Aim2- Relative to candidate screens (Aim1), un-biased fly screens are more applicable to genome-wide study. The Fox laboratory recently identified a Drosophila cell type (hindgut papillar cells) that is highly resistant to X-irradiation, and used a simple in vivo candidate screen to find genes required for the heightened radiation resistance. Expanding on this successful strategy, we will screen 1/5 of the entire genome through EMS mutagenesis. Mutant strains will be assayed for DNA damage resistance in hindgut papillar cells. Interesting mutants will be sequenced to find causative genes. We will then generate transgenic flies expressing genes that mediate radiation resistance throughout the fly, and perform tests of HZE particle and X-irradiation resistance, including long-term organismal assays and follow-up mouse experiments as in Aim1.
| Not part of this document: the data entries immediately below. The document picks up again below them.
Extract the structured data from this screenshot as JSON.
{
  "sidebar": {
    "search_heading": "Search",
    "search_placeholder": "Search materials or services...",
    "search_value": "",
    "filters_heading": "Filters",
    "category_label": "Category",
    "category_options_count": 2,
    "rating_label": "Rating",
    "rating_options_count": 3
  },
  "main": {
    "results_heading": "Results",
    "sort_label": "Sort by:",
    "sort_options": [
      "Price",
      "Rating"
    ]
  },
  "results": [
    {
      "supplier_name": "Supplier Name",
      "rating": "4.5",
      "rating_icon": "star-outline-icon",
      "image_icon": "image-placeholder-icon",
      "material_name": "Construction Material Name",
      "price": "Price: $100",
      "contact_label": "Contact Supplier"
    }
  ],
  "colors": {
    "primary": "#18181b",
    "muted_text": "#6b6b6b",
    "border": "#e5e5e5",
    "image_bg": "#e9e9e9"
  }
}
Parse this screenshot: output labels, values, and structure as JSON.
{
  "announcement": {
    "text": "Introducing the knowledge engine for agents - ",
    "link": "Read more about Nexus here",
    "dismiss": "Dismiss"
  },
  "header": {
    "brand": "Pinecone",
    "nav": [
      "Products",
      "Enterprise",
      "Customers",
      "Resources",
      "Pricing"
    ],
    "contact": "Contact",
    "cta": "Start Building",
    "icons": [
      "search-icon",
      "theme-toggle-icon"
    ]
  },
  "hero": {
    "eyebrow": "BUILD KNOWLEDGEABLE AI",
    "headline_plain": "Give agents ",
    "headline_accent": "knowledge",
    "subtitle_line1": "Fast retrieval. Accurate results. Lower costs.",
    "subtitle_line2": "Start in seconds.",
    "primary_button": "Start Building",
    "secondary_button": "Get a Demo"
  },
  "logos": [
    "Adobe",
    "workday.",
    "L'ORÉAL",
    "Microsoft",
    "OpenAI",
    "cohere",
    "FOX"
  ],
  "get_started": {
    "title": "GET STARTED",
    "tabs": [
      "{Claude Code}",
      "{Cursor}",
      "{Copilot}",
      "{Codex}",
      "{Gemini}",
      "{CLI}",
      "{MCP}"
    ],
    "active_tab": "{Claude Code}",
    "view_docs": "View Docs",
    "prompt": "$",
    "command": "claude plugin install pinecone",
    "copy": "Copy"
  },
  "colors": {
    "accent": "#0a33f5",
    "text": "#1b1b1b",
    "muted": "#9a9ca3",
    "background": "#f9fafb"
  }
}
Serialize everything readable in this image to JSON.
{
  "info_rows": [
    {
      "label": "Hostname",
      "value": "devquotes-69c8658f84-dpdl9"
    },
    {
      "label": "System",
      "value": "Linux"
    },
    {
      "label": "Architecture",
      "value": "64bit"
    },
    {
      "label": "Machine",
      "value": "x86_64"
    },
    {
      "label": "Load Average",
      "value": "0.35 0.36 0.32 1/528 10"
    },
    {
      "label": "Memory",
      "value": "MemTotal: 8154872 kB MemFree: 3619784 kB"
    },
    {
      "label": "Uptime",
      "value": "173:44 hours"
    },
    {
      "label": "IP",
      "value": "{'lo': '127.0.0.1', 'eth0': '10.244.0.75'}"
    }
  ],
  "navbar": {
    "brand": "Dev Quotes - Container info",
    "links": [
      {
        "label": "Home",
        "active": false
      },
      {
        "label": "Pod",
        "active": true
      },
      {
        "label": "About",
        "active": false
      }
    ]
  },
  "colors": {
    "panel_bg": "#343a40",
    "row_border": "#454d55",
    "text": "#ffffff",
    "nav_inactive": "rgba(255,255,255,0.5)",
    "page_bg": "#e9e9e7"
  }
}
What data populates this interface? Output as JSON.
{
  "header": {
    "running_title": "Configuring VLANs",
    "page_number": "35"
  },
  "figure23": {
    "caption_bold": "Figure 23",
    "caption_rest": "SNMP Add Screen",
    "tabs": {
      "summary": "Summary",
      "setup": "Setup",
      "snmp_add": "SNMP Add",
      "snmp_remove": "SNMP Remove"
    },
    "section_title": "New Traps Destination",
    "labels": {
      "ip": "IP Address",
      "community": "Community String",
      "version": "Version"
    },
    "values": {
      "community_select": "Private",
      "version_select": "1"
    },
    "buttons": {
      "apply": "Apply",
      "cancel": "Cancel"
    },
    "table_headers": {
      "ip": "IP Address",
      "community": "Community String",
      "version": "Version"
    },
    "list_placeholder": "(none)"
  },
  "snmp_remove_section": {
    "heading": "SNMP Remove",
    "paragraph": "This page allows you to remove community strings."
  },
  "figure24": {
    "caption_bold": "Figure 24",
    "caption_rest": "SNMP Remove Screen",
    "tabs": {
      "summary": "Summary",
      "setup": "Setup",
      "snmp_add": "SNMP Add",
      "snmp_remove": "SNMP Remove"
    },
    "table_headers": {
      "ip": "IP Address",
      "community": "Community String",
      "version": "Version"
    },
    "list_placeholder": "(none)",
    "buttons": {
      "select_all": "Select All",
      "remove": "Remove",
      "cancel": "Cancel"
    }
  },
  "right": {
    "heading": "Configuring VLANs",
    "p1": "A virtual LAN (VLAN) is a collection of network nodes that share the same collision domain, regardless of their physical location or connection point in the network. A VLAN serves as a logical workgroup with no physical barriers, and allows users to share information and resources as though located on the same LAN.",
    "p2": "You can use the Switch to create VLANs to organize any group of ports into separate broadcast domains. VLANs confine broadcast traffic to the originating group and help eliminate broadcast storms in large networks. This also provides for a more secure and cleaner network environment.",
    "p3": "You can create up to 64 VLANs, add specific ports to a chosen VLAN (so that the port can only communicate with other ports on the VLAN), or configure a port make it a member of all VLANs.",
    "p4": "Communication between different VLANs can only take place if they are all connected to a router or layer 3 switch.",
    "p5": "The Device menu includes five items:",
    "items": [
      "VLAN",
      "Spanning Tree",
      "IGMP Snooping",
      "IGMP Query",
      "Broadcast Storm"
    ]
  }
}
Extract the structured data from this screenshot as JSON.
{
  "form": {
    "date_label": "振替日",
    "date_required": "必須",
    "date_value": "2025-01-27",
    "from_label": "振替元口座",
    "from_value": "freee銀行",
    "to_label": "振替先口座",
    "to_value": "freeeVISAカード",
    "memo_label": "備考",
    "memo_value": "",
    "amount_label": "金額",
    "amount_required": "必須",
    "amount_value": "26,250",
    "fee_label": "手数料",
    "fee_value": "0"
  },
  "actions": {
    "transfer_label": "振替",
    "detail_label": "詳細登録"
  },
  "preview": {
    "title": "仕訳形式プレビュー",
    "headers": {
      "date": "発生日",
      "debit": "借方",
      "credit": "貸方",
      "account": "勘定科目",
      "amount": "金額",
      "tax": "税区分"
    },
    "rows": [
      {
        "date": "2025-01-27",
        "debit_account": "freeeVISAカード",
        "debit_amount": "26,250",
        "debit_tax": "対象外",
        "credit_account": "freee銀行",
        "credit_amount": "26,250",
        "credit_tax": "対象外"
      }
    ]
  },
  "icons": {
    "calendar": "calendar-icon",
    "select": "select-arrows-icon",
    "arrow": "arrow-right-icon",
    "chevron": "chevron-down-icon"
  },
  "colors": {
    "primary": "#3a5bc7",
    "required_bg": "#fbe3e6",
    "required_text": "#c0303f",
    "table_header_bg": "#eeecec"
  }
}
4-Impact and 5-Rationale for mitigating space exploration risks

Space radiation poses a significant threat to astronaut health, and novel approaches are needed to limit space radiation damage. Drosophila and mice provide convenient, in vivo-relevant screening platforms, and effects on organism health, such as fecundity, can be scored. Understanding mechanisms that prevent space radiation damage in model organisms may uncover new space radiation resistance strategies to be targeted in humans. Such strategies would accelerate the pace of space discovery while protecting astronaut lives.

Bretscher, H. S. & Fox, D. T. Proliferation of Double-Strand Break-Resistant Polyploid Cells Requires Drosophila FANCD2. Dev Cell 37, 444–457 (2016).

Hashimoto, T. et al. Extremotolerant tardigrade genome and improved radiotolerance of human cultured cells by tardigrade -unique protein. Nat Comms 7, 12808 (2016).

Research Impact/Earth Benefits:

Task Progress & Bibliography Information FY2018 
Task Progress: New project for FY2018.

Bibliography Type: Description: (Last Updated: 01/15/2019)  Show Cumulative Bibliography Listing
 
 None in FY 2018